Whether you’re on your own or playing with a friend you spend a fair amount of time gathering various alloys from around the map. These can then be spent to build or upgrade guns, or to fabricate handy items like grenades and health canisters that you strap to your chest.
Then there are special Aeon Buds that let you boost your core stats and abilities, while Growth is needed to unlock extra slots. You could maybe grab an upgrade reveals weak points on enemies or that has a chance of making a foe explode upon death. One of my personal favourites adds a special area-of-effect attack when you hit the ground from a height, providing some extra encouragement to make use of the climbing mechanics. Who doesn’t love dropping in from a cliff before whipping out a shotgun? Aside from the poor bastards on the other end of the shotgun, of course.
There’s a lot of nice design choices that make good use of VR, the kind that show the industry is starting to get to grips with virtual reality. Bring up your left hand, for example, and there’s a handy compass on your wrist which displays the next objective. By tapping the map tab next to the compass you can view a fantastic 3D map and pop down a custom marker just by touching the spot with your finger. Flip your hand over and it brings up a menu where you can check out handy information by using the finger of your other hand to navigate the screen. It’s terrific stuff and feels so natural. Likewise, using things like the crafting table is easy and intuitive thanks to the pop-up holographic menus.

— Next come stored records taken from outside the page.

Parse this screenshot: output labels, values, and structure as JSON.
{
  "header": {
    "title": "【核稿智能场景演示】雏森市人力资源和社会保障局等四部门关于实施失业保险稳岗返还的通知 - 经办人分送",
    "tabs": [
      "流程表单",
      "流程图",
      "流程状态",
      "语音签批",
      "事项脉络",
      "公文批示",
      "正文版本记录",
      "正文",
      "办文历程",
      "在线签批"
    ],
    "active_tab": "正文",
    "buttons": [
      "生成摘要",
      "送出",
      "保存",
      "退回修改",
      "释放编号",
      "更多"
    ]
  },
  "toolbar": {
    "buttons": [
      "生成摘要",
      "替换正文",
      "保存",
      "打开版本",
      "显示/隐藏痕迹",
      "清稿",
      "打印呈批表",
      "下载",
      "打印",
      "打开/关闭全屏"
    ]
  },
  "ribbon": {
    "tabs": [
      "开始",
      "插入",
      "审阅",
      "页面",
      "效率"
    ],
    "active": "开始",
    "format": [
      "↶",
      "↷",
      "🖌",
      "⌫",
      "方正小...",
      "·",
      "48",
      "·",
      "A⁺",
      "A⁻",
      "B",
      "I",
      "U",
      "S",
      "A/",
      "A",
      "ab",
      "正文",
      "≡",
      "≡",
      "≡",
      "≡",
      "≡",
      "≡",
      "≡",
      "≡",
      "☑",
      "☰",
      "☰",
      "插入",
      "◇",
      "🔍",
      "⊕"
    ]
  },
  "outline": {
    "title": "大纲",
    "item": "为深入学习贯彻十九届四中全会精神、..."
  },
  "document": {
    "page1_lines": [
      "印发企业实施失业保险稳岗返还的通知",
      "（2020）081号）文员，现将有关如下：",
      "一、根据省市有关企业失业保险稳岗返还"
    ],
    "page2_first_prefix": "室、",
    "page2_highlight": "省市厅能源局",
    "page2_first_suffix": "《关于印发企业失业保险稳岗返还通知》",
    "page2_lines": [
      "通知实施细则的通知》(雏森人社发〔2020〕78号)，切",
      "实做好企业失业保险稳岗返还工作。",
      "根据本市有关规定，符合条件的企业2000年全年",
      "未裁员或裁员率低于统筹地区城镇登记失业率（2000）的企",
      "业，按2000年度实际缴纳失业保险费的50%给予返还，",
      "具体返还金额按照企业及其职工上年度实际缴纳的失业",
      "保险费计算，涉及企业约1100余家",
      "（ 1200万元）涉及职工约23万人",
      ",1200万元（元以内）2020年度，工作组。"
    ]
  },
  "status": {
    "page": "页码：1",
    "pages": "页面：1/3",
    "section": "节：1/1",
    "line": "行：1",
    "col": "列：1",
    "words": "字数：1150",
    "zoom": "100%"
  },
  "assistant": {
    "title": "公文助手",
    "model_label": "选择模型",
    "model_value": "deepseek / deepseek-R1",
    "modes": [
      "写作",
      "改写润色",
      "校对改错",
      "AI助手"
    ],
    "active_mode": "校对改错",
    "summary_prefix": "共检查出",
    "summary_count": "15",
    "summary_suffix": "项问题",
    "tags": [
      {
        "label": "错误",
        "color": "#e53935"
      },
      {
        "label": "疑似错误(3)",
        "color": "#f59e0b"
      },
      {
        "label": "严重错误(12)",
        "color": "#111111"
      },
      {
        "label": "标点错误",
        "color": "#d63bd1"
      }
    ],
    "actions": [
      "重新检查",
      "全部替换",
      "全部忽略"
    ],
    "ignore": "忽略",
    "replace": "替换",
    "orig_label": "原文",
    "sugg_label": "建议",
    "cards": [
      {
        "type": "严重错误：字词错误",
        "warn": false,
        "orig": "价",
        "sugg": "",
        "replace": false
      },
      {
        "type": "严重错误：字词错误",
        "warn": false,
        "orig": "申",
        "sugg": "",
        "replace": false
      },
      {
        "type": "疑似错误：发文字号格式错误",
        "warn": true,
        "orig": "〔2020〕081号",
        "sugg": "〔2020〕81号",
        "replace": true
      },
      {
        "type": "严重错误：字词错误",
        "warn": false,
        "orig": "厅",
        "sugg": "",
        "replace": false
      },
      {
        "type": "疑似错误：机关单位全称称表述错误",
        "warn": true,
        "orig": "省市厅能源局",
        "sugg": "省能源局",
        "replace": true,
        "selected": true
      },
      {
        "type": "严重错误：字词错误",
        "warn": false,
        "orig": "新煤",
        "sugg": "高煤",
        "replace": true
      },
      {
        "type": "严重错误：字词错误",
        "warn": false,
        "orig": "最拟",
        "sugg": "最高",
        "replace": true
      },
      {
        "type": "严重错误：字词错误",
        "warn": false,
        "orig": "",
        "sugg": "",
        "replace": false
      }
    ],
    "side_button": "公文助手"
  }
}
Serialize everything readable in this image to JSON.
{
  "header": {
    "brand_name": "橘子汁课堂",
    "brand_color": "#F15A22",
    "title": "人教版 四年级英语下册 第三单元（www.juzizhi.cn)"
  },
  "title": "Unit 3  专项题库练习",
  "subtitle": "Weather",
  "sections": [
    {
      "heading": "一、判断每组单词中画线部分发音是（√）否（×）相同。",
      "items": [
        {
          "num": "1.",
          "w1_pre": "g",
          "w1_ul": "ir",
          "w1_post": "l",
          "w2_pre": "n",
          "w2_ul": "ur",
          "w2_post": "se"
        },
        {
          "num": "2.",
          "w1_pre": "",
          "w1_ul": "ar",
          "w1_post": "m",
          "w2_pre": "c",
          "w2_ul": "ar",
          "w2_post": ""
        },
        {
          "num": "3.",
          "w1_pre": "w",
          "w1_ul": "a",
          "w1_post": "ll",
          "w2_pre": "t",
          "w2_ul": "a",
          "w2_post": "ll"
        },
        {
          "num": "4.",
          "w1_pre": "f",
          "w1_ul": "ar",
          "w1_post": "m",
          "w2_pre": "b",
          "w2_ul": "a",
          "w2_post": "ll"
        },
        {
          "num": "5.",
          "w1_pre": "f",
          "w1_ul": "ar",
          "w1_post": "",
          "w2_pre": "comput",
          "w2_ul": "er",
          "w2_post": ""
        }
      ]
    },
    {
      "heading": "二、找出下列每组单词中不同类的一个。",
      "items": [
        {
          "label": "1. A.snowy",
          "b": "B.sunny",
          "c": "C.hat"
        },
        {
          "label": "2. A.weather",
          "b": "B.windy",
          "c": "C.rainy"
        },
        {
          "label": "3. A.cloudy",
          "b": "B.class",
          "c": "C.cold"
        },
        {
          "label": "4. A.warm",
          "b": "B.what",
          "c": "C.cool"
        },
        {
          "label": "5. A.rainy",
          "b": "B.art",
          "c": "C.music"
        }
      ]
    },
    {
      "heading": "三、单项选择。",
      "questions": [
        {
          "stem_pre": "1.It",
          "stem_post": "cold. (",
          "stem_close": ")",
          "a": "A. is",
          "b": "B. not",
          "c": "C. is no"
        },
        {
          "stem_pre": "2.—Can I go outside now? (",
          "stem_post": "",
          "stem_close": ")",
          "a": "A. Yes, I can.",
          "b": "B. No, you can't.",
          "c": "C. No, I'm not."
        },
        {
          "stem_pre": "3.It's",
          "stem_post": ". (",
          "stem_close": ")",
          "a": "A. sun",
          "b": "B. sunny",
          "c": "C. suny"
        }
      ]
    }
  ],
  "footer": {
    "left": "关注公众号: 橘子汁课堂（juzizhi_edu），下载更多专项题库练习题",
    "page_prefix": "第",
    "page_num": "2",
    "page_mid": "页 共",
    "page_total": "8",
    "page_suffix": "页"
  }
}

While the controls are mostly excellent there were some moments of confusion. You can grab any gun with your other hand as we covered, but you can also grab the top of the weapon then rip the gun apart to collect resources from the debris. That’s fine, but over a dozen times in the heat of the moment I’d find my gun torn to little bits, which does make shooting stuff tricky. I also found weapons going missing, either simply disappearing or failing to go into their holster.
But for the most part Stormland is actually a pretty smooth experience. I never encountered any major bugs or glitches outside of a few enemies failing to register my presence. And once I got the settings tweaked the framerate stayed steady apart from one or two moments where they dipped down.
Stormland certainly has issues and questionable design choices, then, but ultimately I still enjoyed playing it. It’s yet another strong VR exclusive, following hot on the heels of Asgard’s Wrath. This is the kind of output we need to see to help grow virtual reality gaming, games that provide a meatier time than just a novelty experience. However, as strong as the shooting and movement is in Stormland the basic mission structure needed to be so much more substantial than it is. So in order to enjoy Stormland VR you need to go in with the right expectations. Do that and you’re in for a good time, courtesy of Insomniac who continue to be one of the greatest forces in the industry today.
3.5 out of 5